### Task objective
If a record holds a picture, please leave the picture out and copy the rest of the record exactly.

### Records for this task
***

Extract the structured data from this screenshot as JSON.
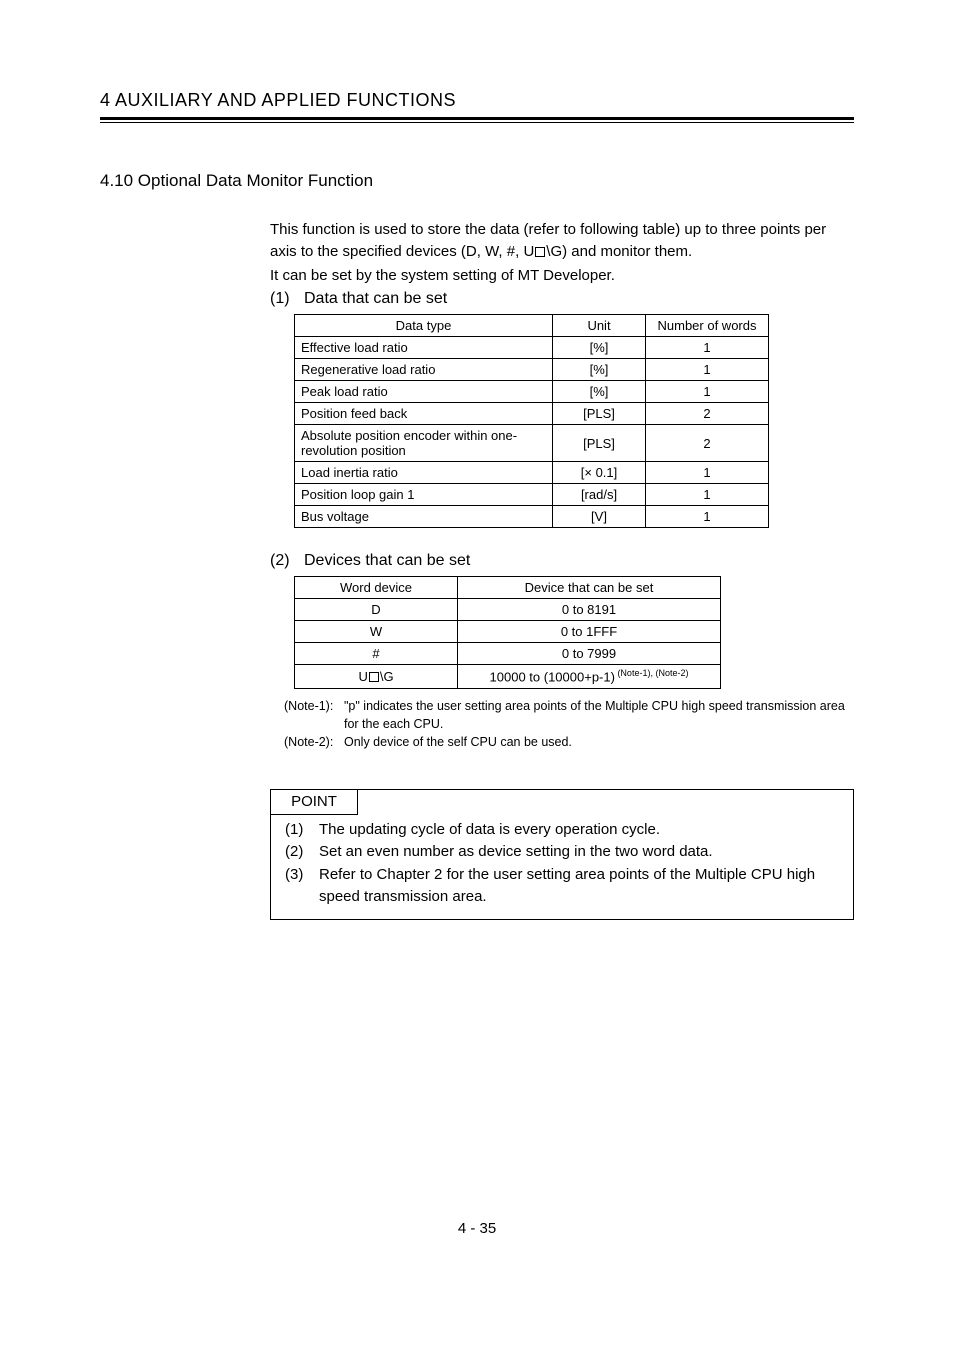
{
  "chapter_header": "4   AUXILIARY AND APPLIED FUNCTIONS",
  "section_title": "4.10 Optional Data Monitor Function",
  "intro": {
    "l1_pre": "This function is used to store the data (refer to following table) up to three points per axis to the specified devices (D, W, #, U",
    "l1_post": "\\G) and monitor them.",
    "l2": "It can be set by the system setting of MT Developer."
  },
  "sub1": {
    "num": "(1)",
    "title": "Data that can be set"
  },
  "t1": {
    "h1": "Data type",
    "h2": "Unit",
    "h3": "Number of words",
    "rows": [
      {
        "c1": "Effective load ratio",
        "c2": "[%]",
        "c3": "1"
      },
      {
        "c1": "Regenerative load ratio",
        "c2": "[%]",
        "c3": "1"
      },
      {
        "c1": "Peak load ratio",
        "c2": "[%]",
        "c3": "1"
      },
      {
        "c1": "Position feed back",
        "c2": "[PLS]",
        "c3": "2"
      },
      {
        "c1": "Absolute position encoder within one-revolution position",
        "c2": "[PLS]",
        "c3": "2"
      },
      {
        "c1": "Load inertia ratio",
        "c2": "[× 0.1]",
        "c3": "1"
      },
      {
        "c1": "Position loop gain 1",
        "c2": "[rad/s]",
        "c3": "1"
      },
      {
        "c1": "Bus voltage",
        "c2": "[V]",
        "c3": "1"
      }
    ]
  },
  "sub2": {
    "num": "(2)",
    "title": "Devices that can be set"
  },
  "t2": {
    "h1": "Word device",
    "h2": "Device that can be set",
    "rows": [
      {
        "c1": "D",
        "c2": "0 to 8191"
      },
      {
        "c1": "W",
        "c2": "0 to 1FFF"
      },
      {
        "c1": "#",
        "c2": "0 to 7999"
      }
    ],
    "last": {
      "c1_pre": "U",
      "c1_post": "\\G",
      "c2": "10000 to (10000+p-1)",
      "c2_sup": " (Note-1), (Note-2)"
    }
  },
  "notes": {
    "n1_lbl": "(Note-1):",
    "n1_txt": "\"p\" indicates the user setting area points of the Multiple CPU high speed transmission area for the each CPU.",
    "n2_lbl": "(Note-2):",
    "n2_txt": "Only device of the self CPU can be used."
  },
  "point": {
    "tab": "POINT",
    "rows": [
      {
        "n": "(1)",
        "t": "The updating cycle of data is every operation cycle."
      },
      {
        "n": "(2)",
        "t": "Set an even number as device setting in the two word data."
      },
      {
        "n": "(3)",
        "t": "Refer to Chapter 2 for the user setting area points of the Multiple CPU high speed transmission area."
      }
    ]
  },
  "footer": "4 - 35"
}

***

### Task output
Extract the structured data from this screenshot as JSON.
{
  "chapter_header": "4   AUXILIARY AND APPLIED FUNCTIONS",
  "section_title": "4.10 Optional Data Monitor Function",
  "intro": {
    "l1_pre": "This function is used to store the data (refer to following table) up to three points per axis to the specified devices (D, W, #, U",
    "l1_post": "\\G) and monitor them.",
    "l2": "It can be set by the system setting of MT Developer."
  },
  "sub1": {
    "num": "(1)",
    "title": "Data that can be set"
  },
  "t1": {
    "h1": "Data type",
    "h2": "Unit",
    "h3": "Number of words",
    "rows": [
      {
        "c1": "Effective load ratio",
        "c2": "[%]",
        "c3": "1"
      },
      {
        "c1": "Regenerative load ratio",
        "c2": "[%]",
        "c3": "1"
      },
      {
        "c1": "Peak load ratio",
        "c2": "[%]",
        "c3": "1"
      },
      {
        "c1": "Position feed back",
        "c2": "[PLS]",
        "c3": "2"
      },
      {
        "c1": "Absolute position encoder within one-revolution position",
        "c2": "[PLS]",
        "c3": "2"
      },
      {
        "c1": "Load inertia ratio",
        "c2": "[× 0.1]",
        "c3": "1"
      },
      {
        "c1": "Position loop gain 1",
        "c2": "[rad/s]",
        "c3": "1"
      },
      {
        "c1": "Bus voltage",
        "c2": "[V]",
        "c3": "1"
      }
    ]
  },
  "sub2": {
    "num": "(2)",
    "title": "Devices that can be set"
  },
  "t2": {
    "h1": "Word device",
    "h2": "Device that can be set",
    "rows": [
      {
        "c1": "D",
        "c2": "0 to 8191"
      },
      {
        "c1": "W",
        "c2": "0 to 1FFF"
      },
      {
        "c1": "#",
        "c2": "0 to 7999"
      }
    ],
    "last": {
      "c1_pre": "U",
      "c1_post": "\\G",
      "c2": "10000 to (10000+p-1)",
      "c2_sup": " (Note-1), (Note-2)"
    }
  },
  "notes": {
    "n1_lbl": "(Note-1):",
    "n1_txt": "\"p\" indicates the user setting area points of the Multiple CPU high speed transmission area for the each CPU.",
    "n2_lbl": "(Note-2):",
    "n2_txt": "Only device of the self CPU can be used."
  },
  "point": {
    "tab": "POINT",
    "rows": [
      {
        "n": "(1)",
        "t": "The updating cycle of data is every operation cycle."
      },
      {
        "n": "(2)",
        "t": "Set an even number as device setting in the two word data."
      },
      {
        "n": "(3)",
        "t": "Refer to Chapter 2 for the user setting area points of the Multiple CPU high speed transmission area."
      }
    ]
  },
  "footer": "4 - 35"
}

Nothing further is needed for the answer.